“So even if I did know how to leave all along, how am I supposed to unlock this hidden knowledge?” I do my best to carry a tone that seems to resist the fact I have given in to Polanyi’s notion right away; for the sake of reserving a bit of pride after my little outburst moments before.
“Well it would seem as if this dialogue has brought forth a believer in you yet,” Polanyi replies with enthusiasm. “This is most exciting!
“Now what am I supposed to do?” I eagerly ask.
“Use your intuition, your natural instinct. Follow your passion and your discovery will be made known.” Polanyi steps closer and reaches out his hand.
“That’s all?” I question. “Trust my gut and I’ll find my way out?”
“Why yes of course!

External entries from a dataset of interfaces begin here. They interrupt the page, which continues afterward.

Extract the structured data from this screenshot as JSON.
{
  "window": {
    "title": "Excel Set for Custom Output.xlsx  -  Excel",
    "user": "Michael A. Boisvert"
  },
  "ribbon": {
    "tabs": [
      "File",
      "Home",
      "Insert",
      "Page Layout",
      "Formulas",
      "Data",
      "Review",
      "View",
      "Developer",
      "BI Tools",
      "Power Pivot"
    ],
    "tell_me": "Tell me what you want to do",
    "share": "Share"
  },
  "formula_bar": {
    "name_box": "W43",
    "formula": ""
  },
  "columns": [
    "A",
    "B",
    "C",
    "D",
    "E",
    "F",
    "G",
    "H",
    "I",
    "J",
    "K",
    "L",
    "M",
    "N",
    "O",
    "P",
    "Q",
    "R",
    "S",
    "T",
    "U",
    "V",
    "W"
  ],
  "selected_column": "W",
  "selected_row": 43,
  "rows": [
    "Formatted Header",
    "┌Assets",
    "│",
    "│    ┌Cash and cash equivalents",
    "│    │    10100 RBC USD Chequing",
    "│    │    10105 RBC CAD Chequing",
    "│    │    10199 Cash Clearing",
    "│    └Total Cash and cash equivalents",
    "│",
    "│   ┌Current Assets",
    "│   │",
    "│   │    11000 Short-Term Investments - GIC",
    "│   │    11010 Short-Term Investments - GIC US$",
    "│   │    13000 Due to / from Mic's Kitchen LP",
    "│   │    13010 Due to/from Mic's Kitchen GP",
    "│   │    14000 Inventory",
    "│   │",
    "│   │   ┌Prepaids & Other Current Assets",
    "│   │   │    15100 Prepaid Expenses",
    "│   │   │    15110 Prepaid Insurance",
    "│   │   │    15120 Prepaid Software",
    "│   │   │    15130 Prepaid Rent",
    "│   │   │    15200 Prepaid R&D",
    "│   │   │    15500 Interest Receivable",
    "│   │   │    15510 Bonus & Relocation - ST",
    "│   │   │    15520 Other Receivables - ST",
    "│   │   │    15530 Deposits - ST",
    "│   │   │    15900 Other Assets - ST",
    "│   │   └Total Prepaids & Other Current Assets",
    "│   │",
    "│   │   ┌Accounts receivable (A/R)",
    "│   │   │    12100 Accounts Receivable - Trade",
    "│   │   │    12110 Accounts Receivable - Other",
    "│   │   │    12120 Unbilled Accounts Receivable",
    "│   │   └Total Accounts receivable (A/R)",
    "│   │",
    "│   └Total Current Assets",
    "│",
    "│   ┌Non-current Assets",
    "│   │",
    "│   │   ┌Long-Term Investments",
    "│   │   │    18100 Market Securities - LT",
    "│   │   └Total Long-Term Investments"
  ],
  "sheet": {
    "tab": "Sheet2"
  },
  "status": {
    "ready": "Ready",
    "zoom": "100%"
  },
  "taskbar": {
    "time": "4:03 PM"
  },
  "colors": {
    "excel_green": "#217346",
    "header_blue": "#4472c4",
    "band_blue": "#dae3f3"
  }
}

There is no need for any any scientific deduction here. Just follow your nose, so to speak” Polanyi responds with a chuckle. “However, this is where I make my farewell I’m afraid.”
“I can’t believe I’m saying this, but I owe you a lot of thanks Polanyi.”
“You have come a long way since you first arrived,” he says with a glossy reflection in his eye. “Now take what you have learned into your own reality. These tools of tacit knowing will sharpen your intellect and allow you to uncover great things in the future!”
Leaving the highly ambiguous response alone, I reach out my hand in return. An instant after we make our goodbyes Polanyi vanishes like the door had done when I first arrived.
Suddenly, the ground begins to rumble and crack beneath my feet.“I best get a move on, no more time to waste. Thanks again Polanyi,” I say to myself.
With only my intuition as my guide, I make a small pivot and break into a run. For whatever reason, the heat that once clouded this dimension begins to lift as I briskly streak across the plain. The ground still crumbles with my every step, sometimes causing me to leap from one piece to another. In the distance I can see a much larger, deeper, and darker ravine dividing my path ahead.
“If this is where my gut has taken me, I better give it all I have.” I begin to gather greater and greater speed as I approach the trench. At the edge I leap into the air, forcing all of my strength into my forward trajectory. Time seems to slow mid air, each movement taking longer and longer to pass. As I begin to descend, I start to fear I have come up too short.
“So much for trusting a hunch.” My descent transitions into real time but as I approach my likely demise, a doorway abruptly appears and I crash my way through.
The look on the girl’s face after I crashed through the book shelf was both a look of horror and a look of surprise.
“Ah here it is, silly me. I’ve been looking for this all morning,” I say as convincing and cool as possible. I quickly gather myself, reach down and pick up the copy of The Tacit Dimension, one of the dozen or so books scattered about the isle. The girl, still frozen in place, changes her look to one more of confusion. A look I am all to familiar with.
“Have you by chance read this one?” I ask as I present the book forward. Looking at the book she shakes her head and just as she’s about to ask what I expected to be a slue of different questions about this slightly awkward circumstance, I place the book in her hand.
“You should really give it a go, the twist is indescribable.” Not wanting to overstay my awkward welcome I take a few quick steps towards the nearest exit before turning back.
“Any chance you know where I could find the nearest Jamba Juice?” I say with a smile. “Actually… on second thought, I might already have the answer.”